Blue crabs are captured in various DEC field surveys are tagged with a yellow wire carapace tag which has a specific number attributed to each crab. This tag is attached externally to the crabs' two lateral spines.

Help DEC by Reporting Blue Crabs

If you happen to capture a tagged crab, you can contribute information to the tagging program by answering a few quick questions about your catch. Visit the Blue Crab Report a Tag Form to report a tag.

Tagging Program Procedures

Tag Information to Report

The most important information to collect when you capture a tagged crab includes; the 5-digit tag number found on the left side of the tag, the specific location of where you captured the tagged crab, and the date of when you captured the tagged crab.

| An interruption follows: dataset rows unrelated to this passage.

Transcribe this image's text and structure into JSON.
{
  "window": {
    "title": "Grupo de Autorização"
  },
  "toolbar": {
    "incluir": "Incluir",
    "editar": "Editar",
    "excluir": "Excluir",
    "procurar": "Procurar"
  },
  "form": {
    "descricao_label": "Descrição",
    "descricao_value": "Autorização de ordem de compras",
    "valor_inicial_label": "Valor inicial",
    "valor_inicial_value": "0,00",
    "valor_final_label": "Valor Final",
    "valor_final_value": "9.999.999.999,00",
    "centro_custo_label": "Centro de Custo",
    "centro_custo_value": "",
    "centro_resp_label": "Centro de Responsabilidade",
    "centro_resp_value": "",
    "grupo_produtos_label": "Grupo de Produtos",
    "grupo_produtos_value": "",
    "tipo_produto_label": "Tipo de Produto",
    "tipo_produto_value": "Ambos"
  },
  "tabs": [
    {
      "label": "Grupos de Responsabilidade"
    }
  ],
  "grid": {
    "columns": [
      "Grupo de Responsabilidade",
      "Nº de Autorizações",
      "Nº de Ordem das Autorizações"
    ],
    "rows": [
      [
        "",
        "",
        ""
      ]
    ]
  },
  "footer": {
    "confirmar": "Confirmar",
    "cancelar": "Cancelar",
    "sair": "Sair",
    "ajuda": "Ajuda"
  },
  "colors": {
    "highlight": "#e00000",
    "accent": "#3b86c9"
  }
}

If you have an internet connected smart phone or tablet you can easily report a tag at your location by visiting the Blue Crab Report a Tag Form webpage. Alternatively, you can call (631) 444-0429 and leave a message detailing the above information.

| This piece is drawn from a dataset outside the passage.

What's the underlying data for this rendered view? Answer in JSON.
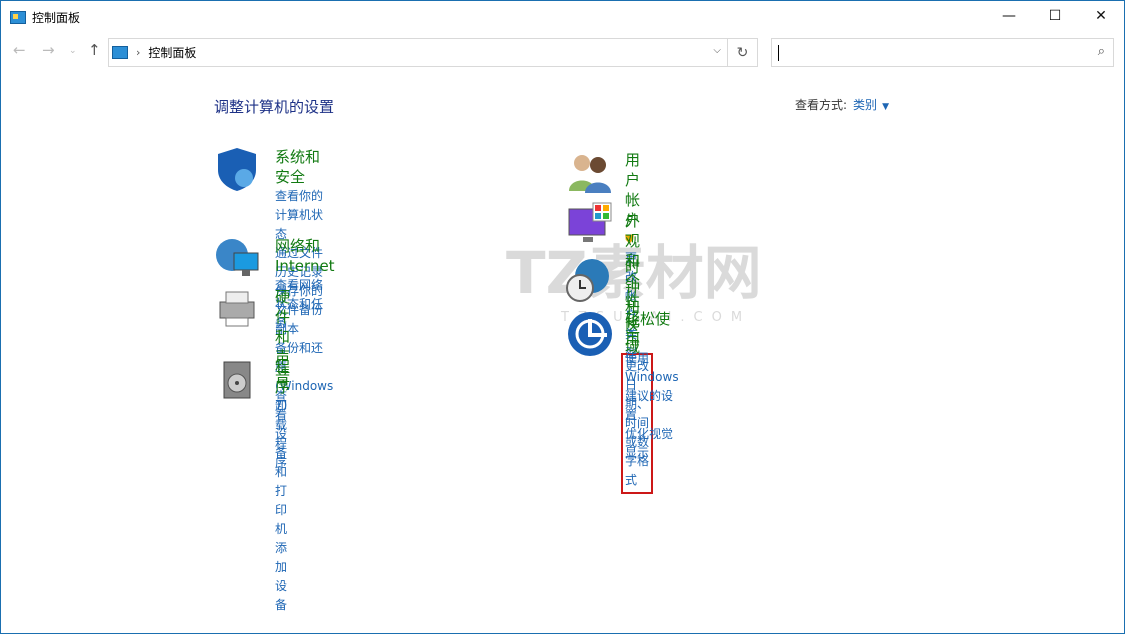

Release or Harvest Your Crab

After you have reported the above information to the "Report a Tag" form or have called the phone number on the tag, you can either:

  • release the crab with the tag still attached at the same location where it was captured, or;
  • remove the tag and harvest the crab as you usually would.

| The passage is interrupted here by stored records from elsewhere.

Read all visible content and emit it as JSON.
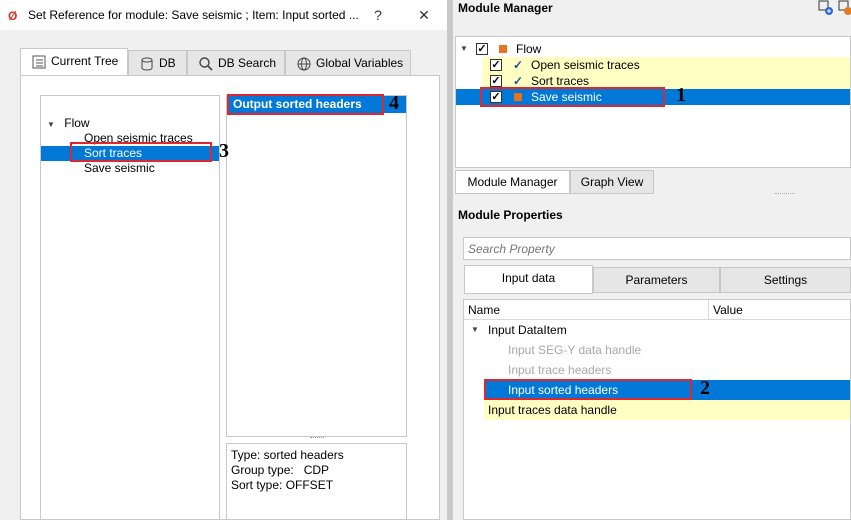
{
  "dialog": {
    "title": "Set Reference for module: Save seismic ; Item: Input sorted ...",
    "help": "?",
    "close": "✕",
    "tabs": [
      "Current Tree",
      "DB",
      "DB Search",
      "Global Variables"
    ],
    "tree": {
      "root": "Flow",
      "items": [
        "Open seismic traces",
        "Sort traces",
        "Save seismic"
      ],
      "selected": "Sort traces"
    },
    "items_list": [
      "Output sorted headers"
    ],
    "info": [
      "Type: sorted headers",
      "Group type:   CDP",
      "Sort type: OFFSET"
    ]
  },
  "module_manager": {
    "title": "Module Manager",
    "tree": {
      "root": "Flow",
      "items": [
        "Open seismic traces",
        "Sort traces",
        "Save seismic"
      ]
    },
    "tabs": [
      "Module Manager",
      "Graph View"
    ]
  },
  "module_properties": {
    "title": "Module Properties",
    "search_placeholder": "Search Property",
    "tabs": [
      "Input data",
      "Parameters",
      "Settings"
    ],
    "columns": [
      "Name",
      "Value"
    ],
    "group": "Input DataItem",
    "rows": [
      "Input SEG-Y data handle",
      "Input trace headers",
      "Input sorted headers",
      "Input traces data handle"
    ]
  },
  "annotations": [
    "1",
    "2",
    "3",
    "4"
  ],
  "colors": {
    "selection": "#0078d7",
    "highlight": "#ffffc4",
    "annotation_box": "#e0262e",
    "module_square": "#e8731c"
  }
}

Remember, possession of female crabs with eggs is prohibited.

Collect and Report Crab Location Data

Once you have reported all the necessary information, we will email you a map showing the location where your crab was initially tagged and released, all recapture locations, as well as the time at liberty between release and recapture.

Mature female blue crab
Mature female blue crabs are identified by their
dome shaped apron and red tipped claws.

Molting Crabs

Crabs have an exoskeleton and in order for them to grow, they must molt (shed) their hard shells throughout their lifecycle!

  • Immature female blue crabs molt frequently throughout their life, but once they reach maturity they stop molting. DEC specifically tags individuals which are older and less likely to molt.
  • Males will molt throughout their life, but evidence from the tagging program suggests that those males ≥ 5" do so less frequently and therefore are more likely to retain the tag.

We only tag mature female blue crabs and male blue crabs ≥ 5".

For more information and questions about the Blue Crab Tagging Program

Questions about the Blue Crab Tagging Program can be directed to the Marine Invertebrates Unit at (631) 444-0429 or